== RECORDS SUPPLIED
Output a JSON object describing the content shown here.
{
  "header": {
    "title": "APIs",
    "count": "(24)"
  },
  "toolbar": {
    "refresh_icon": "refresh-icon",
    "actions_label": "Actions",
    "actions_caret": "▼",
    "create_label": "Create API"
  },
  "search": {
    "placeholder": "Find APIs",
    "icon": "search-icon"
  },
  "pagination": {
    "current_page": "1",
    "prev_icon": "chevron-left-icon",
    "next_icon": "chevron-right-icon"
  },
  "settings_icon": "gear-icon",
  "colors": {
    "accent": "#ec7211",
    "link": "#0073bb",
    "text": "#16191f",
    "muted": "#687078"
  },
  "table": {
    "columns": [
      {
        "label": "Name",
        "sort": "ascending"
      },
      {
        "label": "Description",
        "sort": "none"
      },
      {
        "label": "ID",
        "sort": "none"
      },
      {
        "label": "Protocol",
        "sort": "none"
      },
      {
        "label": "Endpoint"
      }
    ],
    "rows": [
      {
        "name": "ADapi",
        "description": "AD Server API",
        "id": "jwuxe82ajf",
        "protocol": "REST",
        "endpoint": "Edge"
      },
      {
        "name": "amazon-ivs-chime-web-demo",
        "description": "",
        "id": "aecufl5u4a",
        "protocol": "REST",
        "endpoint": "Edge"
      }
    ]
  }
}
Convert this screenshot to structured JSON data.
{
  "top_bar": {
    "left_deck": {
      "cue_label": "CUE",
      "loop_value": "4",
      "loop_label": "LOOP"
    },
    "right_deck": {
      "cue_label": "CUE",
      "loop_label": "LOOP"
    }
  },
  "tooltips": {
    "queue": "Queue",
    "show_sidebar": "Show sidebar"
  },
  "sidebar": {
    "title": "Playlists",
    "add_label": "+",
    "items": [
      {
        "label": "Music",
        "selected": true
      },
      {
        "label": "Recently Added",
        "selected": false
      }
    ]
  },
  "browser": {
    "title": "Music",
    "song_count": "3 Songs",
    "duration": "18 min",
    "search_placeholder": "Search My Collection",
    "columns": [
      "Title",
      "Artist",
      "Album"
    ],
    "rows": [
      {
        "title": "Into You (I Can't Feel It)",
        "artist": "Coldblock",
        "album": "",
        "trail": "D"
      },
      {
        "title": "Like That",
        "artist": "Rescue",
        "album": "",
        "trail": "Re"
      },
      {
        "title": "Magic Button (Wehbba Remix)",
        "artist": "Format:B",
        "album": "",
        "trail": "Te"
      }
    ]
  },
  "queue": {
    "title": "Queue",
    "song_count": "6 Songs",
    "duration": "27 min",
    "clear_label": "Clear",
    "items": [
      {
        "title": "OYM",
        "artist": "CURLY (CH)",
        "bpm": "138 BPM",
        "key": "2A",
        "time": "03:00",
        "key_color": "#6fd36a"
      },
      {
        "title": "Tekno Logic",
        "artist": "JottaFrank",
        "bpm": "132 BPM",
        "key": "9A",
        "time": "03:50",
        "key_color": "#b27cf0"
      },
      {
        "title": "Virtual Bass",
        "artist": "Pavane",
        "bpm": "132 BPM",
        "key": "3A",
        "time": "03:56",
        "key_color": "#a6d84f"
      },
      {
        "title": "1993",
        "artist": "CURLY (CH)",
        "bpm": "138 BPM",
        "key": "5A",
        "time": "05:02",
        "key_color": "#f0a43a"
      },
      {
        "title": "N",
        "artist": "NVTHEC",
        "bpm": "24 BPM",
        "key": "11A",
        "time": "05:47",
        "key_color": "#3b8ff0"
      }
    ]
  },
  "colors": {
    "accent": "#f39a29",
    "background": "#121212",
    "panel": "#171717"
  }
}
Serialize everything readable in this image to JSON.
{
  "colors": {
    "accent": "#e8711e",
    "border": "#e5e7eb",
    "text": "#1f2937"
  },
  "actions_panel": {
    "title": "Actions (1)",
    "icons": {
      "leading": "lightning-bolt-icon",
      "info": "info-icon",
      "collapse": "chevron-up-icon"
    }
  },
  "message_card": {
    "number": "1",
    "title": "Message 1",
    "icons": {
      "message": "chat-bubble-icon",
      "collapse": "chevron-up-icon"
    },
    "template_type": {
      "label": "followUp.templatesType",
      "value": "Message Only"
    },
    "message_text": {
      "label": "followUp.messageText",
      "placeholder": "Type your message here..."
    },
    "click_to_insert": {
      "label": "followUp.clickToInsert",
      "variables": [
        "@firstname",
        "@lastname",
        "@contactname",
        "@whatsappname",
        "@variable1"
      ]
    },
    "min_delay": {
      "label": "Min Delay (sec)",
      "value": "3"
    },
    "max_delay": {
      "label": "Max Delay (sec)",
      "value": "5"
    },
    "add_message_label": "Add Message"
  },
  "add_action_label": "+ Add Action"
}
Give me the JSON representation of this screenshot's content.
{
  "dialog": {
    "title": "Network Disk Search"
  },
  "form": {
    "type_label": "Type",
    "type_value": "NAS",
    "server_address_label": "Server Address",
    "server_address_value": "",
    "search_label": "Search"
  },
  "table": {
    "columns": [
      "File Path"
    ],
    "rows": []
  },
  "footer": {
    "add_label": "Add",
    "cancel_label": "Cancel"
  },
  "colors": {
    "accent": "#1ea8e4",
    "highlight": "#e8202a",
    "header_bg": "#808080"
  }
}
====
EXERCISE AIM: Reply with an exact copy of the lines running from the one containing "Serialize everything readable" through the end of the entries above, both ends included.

OUTPUT:
Serialize everything readable in this image to JSON.
{
  "colors": {
    "accent": "#e8711e",
    "border": "#e5e7eb",
    "text": "#1f2937"
  },
  "actions_panel": {
    "title": "Actions (1)",
    "icons": {
      "leading": "lightning-bolt-icon",
      "info": "info-icon",
      "collapse": "chevron-up-icon"
    }
  },
  "message_card": {
    "number": "1",
    "title": "Message 1",
    "icons": {
      "message": "chat-bubble-icon",
      "collapse": "chevron-up-icon"
    },
    "template_type": {
      "label": "followUp.templatesType",
      "value": "Message Only"
    },
    "message_text": {
      "label": "followUp.messageText",
      "placeholder": "Type your message here..."
    },
    "click_to_insert": {
      "label": "followUp.clickToInsert",
      "variables": [
        "@firstname",
        "@lastname",
        "@contactname",
        "@whatsappname",
        "@variable1"
      ]
    },
    "min_delay": {
      "label": "Min Delay (sec)",
      "value": "3"
    },
    "max_delay": {
      "label": "Max Delay (sec)",
      "value": "5"
    },
    "add_message_label": "Add Message"
  },
  "add_action_label": "+ Add Action"
}
Give me the JSON representation of this screenshot's content.
{
  "dialog": {
    "title": "Network Disk Search"
  },
  "form": {
    "type_label": "Type",
    "type_value": "NAS",
    "server_address_label": "Server Address",
    "server_address_value": "",
    "search_label": "Search"
  },
  "table": {
    "columns": [
      "File Path"
    ],
    "rows": []
  },
  "footer": {
    "add_label": "Add",
    "cancel_label": "Cancel"
  },
  "colors": {
    "accent": "#1ea8e4",
    "highlight": "#e8202a",
    "header_bg": "#808080"
  }
}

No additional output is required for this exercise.